TO DO
State the number of lines in the entries below where the string "network" occurs, and omit everything else.

DATA
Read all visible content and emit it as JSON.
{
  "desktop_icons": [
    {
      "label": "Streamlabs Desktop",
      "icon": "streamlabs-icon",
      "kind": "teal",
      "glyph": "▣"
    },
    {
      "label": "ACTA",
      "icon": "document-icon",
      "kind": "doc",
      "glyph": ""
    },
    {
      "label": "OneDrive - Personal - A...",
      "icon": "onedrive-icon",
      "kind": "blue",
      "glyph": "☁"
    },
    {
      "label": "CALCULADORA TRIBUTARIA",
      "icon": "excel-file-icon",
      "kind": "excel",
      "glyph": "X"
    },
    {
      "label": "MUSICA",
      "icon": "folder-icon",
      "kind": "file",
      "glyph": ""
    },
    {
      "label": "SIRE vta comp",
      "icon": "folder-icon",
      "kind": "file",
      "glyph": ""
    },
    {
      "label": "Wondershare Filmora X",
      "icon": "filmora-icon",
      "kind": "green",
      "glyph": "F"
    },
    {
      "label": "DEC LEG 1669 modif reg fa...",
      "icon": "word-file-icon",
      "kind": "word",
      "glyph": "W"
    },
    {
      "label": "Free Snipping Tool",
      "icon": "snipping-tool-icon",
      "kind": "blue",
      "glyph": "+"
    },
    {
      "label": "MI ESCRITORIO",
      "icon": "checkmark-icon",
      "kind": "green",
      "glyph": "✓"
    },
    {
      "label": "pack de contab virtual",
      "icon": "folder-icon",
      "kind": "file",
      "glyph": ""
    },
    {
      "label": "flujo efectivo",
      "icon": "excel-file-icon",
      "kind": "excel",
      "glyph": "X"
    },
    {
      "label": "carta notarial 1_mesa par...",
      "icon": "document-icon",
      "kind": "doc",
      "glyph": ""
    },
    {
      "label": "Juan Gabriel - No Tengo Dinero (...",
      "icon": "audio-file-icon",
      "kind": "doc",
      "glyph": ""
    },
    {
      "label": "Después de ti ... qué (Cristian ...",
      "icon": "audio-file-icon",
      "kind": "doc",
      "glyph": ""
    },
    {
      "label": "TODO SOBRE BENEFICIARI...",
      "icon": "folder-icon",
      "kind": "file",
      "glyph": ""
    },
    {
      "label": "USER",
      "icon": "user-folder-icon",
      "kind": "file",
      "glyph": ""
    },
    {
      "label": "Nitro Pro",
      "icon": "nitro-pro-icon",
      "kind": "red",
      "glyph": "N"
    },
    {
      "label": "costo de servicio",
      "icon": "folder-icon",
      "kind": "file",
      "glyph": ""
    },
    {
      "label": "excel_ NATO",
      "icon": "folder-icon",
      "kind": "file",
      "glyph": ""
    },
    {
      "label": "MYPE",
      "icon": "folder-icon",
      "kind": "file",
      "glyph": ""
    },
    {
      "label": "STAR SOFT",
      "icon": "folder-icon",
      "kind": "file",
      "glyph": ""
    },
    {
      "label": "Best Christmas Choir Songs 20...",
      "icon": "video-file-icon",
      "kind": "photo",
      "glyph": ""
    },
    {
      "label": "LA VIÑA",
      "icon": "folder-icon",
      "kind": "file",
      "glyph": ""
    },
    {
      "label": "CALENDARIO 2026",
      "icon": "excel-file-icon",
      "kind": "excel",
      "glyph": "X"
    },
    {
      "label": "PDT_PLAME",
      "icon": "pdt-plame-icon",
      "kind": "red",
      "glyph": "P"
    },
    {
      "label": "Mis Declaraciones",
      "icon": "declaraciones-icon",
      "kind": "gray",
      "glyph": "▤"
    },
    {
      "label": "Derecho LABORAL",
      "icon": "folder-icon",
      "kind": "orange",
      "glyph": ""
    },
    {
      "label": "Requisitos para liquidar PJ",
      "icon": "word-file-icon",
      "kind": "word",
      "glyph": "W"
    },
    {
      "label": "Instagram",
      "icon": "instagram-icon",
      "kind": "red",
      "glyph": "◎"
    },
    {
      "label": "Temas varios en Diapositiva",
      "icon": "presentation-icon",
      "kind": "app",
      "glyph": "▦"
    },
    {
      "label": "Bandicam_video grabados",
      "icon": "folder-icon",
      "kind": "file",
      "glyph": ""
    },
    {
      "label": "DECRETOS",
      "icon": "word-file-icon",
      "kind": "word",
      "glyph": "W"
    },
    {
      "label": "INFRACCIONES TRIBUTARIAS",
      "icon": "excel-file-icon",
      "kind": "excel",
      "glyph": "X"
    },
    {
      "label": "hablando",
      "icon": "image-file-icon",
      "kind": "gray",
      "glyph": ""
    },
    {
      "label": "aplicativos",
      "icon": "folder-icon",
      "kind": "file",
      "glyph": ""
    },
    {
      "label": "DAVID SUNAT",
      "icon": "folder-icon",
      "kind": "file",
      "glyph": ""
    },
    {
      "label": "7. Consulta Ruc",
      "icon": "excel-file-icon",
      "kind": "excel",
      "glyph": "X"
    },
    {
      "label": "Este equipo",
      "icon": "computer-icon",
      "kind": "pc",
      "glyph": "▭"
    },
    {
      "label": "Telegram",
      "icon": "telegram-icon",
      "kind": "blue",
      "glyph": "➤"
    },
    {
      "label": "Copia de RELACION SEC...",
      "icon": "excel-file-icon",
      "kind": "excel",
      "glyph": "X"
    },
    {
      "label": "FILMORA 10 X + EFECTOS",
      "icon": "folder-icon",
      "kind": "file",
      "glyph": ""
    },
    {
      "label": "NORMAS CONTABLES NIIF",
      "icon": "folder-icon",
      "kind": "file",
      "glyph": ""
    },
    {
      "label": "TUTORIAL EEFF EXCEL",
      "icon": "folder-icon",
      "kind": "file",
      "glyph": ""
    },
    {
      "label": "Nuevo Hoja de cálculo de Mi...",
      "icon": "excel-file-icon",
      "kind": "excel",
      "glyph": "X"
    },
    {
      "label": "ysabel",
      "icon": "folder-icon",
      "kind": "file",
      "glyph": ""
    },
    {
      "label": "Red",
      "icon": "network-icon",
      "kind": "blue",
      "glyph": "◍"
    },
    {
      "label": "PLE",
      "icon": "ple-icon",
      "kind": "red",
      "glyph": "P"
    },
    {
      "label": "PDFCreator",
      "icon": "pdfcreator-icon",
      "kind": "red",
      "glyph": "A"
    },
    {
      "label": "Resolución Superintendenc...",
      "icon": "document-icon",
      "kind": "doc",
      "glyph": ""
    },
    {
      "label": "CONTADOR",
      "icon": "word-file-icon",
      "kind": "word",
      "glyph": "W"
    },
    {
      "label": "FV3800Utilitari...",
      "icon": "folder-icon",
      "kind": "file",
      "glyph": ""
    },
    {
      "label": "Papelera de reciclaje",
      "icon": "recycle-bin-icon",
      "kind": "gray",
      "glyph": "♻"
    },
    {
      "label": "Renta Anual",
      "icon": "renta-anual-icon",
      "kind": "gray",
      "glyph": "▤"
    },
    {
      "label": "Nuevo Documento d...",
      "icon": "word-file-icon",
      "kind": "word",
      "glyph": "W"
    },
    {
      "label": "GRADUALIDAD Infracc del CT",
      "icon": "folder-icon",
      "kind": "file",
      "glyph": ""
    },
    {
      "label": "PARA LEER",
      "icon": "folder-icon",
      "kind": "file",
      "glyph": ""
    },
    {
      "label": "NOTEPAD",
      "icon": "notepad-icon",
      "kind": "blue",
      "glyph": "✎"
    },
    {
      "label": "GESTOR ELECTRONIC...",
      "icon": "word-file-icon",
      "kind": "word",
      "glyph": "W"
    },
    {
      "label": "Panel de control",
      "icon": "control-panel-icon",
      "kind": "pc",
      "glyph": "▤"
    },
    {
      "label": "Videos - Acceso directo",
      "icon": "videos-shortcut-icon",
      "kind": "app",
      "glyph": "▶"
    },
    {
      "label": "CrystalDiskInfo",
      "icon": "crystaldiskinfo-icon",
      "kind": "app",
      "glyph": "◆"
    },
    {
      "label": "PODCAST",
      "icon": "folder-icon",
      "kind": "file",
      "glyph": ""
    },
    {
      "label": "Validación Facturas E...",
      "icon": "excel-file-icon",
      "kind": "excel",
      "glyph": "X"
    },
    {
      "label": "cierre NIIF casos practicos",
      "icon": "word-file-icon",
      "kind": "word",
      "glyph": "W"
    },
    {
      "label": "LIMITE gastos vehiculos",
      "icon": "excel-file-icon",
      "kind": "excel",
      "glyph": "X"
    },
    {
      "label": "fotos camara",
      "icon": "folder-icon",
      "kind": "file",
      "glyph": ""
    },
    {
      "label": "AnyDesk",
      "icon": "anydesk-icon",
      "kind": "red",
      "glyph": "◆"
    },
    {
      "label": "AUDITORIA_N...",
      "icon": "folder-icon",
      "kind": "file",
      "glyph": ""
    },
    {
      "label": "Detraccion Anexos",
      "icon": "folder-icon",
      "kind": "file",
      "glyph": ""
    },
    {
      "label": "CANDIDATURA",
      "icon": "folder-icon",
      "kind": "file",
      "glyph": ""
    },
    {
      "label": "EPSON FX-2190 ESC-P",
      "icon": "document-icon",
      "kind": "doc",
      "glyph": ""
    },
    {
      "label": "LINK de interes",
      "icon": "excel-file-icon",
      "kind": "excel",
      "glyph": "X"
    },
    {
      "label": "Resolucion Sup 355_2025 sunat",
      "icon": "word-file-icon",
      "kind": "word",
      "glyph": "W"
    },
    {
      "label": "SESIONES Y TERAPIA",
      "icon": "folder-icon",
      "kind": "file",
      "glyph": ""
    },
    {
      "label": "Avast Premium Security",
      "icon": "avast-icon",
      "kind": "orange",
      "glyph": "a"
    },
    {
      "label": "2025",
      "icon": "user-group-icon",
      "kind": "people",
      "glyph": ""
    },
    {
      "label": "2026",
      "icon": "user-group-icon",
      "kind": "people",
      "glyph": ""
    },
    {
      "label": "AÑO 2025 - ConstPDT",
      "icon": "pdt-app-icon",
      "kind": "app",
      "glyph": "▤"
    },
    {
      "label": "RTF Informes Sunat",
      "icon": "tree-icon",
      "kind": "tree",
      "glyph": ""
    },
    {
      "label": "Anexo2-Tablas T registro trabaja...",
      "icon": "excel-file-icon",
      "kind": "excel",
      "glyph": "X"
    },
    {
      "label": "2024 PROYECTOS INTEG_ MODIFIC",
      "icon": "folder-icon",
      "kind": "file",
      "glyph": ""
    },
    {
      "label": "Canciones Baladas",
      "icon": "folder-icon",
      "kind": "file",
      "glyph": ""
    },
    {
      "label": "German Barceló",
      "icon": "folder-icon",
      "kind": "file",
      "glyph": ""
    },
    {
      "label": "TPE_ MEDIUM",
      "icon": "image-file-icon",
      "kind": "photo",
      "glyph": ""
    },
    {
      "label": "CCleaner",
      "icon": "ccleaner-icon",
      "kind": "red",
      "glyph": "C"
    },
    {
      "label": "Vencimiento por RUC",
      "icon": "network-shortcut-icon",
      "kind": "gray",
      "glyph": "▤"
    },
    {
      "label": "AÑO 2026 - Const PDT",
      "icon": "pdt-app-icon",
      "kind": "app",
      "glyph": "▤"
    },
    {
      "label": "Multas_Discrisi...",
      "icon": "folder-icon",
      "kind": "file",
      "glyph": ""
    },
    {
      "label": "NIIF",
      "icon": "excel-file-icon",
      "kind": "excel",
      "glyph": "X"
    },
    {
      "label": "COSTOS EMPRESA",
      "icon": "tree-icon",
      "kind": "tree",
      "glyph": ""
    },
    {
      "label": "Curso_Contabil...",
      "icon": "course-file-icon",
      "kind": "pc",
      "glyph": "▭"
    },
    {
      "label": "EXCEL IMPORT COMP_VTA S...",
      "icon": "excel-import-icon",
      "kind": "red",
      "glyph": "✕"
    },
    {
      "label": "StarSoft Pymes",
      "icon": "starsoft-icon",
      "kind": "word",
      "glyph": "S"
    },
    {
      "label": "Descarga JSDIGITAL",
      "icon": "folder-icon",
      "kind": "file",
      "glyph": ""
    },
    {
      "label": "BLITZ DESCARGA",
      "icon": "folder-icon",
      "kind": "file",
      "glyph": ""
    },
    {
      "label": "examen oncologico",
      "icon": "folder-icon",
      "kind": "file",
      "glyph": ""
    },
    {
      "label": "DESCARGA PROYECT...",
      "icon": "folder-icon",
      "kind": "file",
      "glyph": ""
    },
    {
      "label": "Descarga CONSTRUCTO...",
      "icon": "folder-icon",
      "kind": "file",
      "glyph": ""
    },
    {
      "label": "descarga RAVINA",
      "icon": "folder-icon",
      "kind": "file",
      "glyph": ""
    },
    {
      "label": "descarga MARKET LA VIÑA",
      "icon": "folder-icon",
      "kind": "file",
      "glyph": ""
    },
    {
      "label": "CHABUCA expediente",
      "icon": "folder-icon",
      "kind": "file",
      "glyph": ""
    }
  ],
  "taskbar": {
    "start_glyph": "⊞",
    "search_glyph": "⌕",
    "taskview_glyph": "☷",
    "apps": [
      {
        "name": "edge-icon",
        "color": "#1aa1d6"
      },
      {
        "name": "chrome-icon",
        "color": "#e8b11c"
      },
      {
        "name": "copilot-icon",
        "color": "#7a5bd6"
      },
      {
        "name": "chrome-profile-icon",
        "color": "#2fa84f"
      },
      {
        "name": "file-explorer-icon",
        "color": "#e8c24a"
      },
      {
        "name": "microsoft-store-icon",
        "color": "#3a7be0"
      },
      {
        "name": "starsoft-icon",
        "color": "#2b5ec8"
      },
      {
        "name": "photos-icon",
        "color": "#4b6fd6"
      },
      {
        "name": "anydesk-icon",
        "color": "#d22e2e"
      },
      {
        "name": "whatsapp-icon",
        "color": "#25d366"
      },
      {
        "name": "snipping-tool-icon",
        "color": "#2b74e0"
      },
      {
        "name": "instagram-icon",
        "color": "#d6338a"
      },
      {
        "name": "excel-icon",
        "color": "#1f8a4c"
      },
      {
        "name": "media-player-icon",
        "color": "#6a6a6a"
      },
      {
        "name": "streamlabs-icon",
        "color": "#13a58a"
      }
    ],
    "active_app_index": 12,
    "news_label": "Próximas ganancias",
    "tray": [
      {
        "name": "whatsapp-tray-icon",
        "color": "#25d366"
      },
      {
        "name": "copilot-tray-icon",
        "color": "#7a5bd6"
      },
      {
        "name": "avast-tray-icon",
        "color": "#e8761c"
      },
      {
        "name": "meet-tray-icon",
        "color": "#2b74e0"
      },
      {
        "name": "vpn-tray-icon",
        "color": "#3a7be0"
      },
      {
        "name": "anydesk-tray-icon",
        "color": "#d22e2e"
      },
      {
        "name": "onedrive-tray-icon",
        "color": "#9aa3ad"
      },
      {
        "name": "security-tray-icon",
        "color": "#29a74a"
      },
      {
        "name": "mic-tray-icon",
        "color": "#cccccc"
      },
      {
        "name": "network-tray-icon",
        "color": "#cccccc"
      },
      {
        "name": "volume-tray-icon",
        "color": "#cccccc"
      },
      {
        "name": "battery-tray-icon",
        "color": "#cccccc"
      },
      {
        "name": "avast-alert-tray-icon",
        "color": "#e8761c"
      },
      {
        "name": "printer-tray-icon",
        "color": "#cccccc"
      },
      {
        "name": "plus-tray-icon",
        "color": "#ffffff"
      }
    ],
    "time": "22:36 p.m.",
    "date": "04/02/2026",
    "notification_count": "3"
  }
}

TASK RESPONSE
3